motorcycle winter wheels guide

The most important tools for surviving winter on two wheels are things that money can’t buy a stiff upper lip and a knack for being wryly evasive whenever asked, “Why the hell are you riding a bike in this weather?” Sadly though, no amount of witty elusiveness will help your bike, which faces all kinds of perils as the mercury falls and the fritters hit the roads. Unless you show it some care and attention, it will end up looking more than a little tatty come the spring.

It doesn’t have to be this way however, and caring for a bike through the cooler months needn’t be a labor intensive affair. There’s an Aladdin’s cave of potions and products to be found in any decent bike shop which can help you and your steed stand strong against the elements. We assemble the must, have ingredients for your winter-survival kit…


There is of course no avoiding the fact your bike will need more washing and cleaning in winter. When the roads are salted, it’s critical to rinse off the corrosive road-scum which results – ideally, after every ride, and at least once a week. The easiest way to do this is with a jet-wash; either a pump-action version like the one featured, or a pricier electric-powered type. Use a diluted detergent to loosen the dirt before blasting it off with plain water; washing-up liquid is okay but a bike-specific formula is better. On greasier and dirtier parts, such as downpipes and wheels, you may need a stronger degreaser or solvent. It’s well worth doing a more thorough weekly or fortnightly cleaning job when you take the trouble of keeping paintwork and plastics looking tip-top by using a conditioner and polish.


After you’ve given everything a good clean, lubricate all the exposed moving parts and switches with a general-purpose penetrating spray. Which bits need lubing? As a rule, if it’s made from bare metal and/or needs to move or slide against another metal component, give it a squirt. Giving everything a thin oily coating with a product like Scottoiler’s FS365 keeps corrosion at bay, but does require regular reapplication. Some folk prefer to use a thicker protector, such as Waxoyl, which lasts longer but is obviously messier and greasier. Once or twice during the winter, you’ll need to treat your throttle cables to a good dose of silicone spray. Similarly, keep your brake calipers moving smoothly with the occasional clean-and-greasing, and it’s even more important during winter to grease bolts too.


Your bike’s drive-chain can suffer terrible travesties of grime-contamination and corrosion during winter – unless you lavish it with regular care. If you’re riding daily, it will need a clean-and-lube at least weekly. Scrub off old lube and dirt using a coarse brush with a chain-cleaner spray or generic solvent such as paraffin. Once clean, apply some fresh lube, and remember that it might not cling on very well initially, and may need a second squirt once you’ve been for a ride. The specific type of chain lube you choose isn’t hugely important; what matters more is keeping a strict maintenance regime of cleaning/reapplication.
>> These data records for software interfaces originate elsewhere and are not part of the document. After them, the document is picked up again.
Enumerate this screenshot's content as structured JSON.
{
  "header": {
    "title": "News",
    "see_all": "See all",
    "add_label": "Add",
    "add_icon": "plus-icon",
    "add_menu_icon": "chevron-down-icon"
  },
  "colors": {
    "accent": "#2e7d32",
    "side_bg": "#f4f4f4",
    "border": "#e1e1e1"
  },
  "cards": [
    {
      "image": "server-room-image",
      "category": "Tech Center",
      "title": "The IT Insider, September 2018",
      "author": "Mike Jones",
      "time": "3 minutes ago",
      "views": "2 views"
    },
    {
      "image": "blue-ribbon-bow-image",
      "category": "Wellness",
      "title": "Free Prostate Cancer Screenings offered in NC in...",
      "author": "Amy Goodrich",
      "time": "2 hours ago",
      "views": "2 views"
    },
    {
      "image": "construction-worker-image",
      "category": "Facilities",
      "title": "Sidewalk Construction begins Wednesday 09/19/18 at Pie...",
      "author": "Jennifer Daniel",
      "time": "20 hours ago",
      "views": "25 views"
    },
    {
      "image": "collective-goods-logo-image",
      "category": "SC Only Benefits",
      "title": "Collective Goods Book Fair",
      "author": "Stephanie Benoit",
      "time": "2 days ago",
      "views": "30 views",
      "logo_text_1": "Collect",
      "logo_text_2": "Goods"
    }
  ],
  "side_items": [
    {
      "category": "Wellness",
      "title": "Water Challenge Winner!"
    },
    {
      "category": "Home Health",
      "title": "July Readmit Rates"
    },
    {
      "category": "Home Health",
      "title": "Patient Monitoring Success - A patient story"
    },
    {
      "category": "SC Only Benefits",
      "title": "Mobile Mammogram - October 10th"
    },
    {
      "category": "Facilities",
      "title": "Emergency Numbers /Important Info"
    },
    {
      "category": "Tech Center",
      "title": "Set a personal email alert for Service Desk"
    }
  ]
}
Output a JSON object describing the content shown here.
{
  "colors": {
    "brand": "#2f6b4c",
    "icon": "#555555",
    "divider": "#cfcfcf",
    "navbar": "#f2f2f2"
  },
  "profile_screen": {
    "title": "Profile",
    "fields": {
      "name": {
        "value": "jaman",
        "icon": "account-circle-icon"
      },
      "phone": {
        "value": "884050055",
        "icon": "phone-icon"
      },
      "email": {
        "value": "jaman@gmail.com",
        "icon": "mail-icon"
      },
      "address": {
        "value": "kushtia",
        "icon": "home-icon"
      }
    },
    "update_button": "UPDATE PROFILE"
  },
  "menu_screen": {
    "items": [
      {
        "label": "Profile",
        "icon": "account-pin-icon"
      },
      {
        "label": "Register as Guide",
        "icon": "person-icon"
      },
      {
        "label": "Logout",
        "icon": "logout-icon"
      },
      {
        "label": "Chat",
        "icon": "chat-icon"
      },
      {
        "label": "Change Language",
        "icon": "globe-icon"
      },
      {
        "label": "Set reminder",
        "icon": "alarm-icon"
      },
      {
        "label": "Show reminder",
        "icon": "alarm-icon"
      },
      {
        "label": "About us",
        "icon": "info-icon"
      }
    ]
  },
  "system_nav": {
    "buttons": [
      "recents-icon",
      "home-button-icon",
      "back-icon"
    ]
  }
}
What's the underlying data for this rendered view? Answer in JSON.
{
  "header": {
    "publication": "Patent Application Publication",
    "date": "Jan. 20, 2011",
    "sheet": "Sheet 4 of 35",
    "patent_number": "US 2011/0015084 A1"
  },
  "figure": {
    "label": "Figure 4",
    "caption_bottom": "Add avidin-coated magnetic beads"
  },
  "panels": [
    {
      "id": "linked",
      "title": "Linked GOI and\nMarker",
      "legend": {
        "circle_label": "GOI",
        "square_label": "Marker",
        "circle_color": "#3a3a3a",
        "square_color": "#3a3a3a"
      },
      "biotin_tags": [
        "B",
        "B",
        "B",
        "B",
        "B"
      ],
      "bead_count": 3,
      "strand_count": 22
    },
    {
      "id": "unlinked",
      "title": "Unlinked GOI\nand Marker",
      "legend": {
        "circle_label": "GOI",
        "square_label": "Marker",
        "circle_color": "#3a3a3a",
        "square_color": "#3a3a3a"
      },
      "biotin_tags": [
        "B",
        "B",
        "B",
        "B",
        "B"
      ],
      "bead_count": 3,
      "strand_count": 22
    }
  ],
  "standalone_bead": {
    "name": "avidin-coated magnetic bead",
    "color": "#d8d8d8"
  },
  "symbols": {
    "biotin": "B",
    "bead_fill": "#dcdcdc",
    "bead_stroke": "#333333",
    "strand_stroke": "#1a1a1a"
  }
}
We’ve dealt with the exterior of your bike, but let’s not forget about what’s under the skin, which can also suffer from the cold. First and foremost, you should make sure your steed is topped up with a quality all-season coolant. If you’re riding an older bike with conventional carbs, it may benefit from a fuel-system treatment, such as Silkolene’s Pro FST, which helps prevent carb-icing. Bear in mind, too, that engine oil gets thicker when it’s cold, so ensure that your bike is topped up with oil that has an appropriate winter rating, such as 10W which operates at temperatures as low as -20C. If you’re worried that your oil might have got old and contaminated, it might be worth considering using an engine flush before you fill up with fresh nectar.


If you keep your bike outside, it’s well worth protecting it with an all-weather cover, which will keep off the worst of the rain, saving electrical contacts. It will also keep off the frost and deter thieves. There’s a wide range available but they all do basically the same job; heavier-weight types are more durable but can be trickier to get on and take off. If your bike is garaged, then it’s worth using a lightweight, breathable cover, at least to keep off the dust.

You might also like our guide on discovering quietest motorcycle helmet and buying used motorcycle.


It’s not just your bike that takes a battering during winter; your riding kit suffers too. Constantly getting rain-soaked, coated in road grime, and washed and dried, will quickly deteriorate the performance and appearance of any exterior garment. The leader in this field, Nikwax, offers a full range of conditioners, washes and water-proofing treatments to keep all your kit in first-rate order. One of the most important parts of your attire to look after in bad weather is your visor – using a rain repellent treatment on the outside, and a fog-free visor insert on the inside, will keep your vision as clear as possible.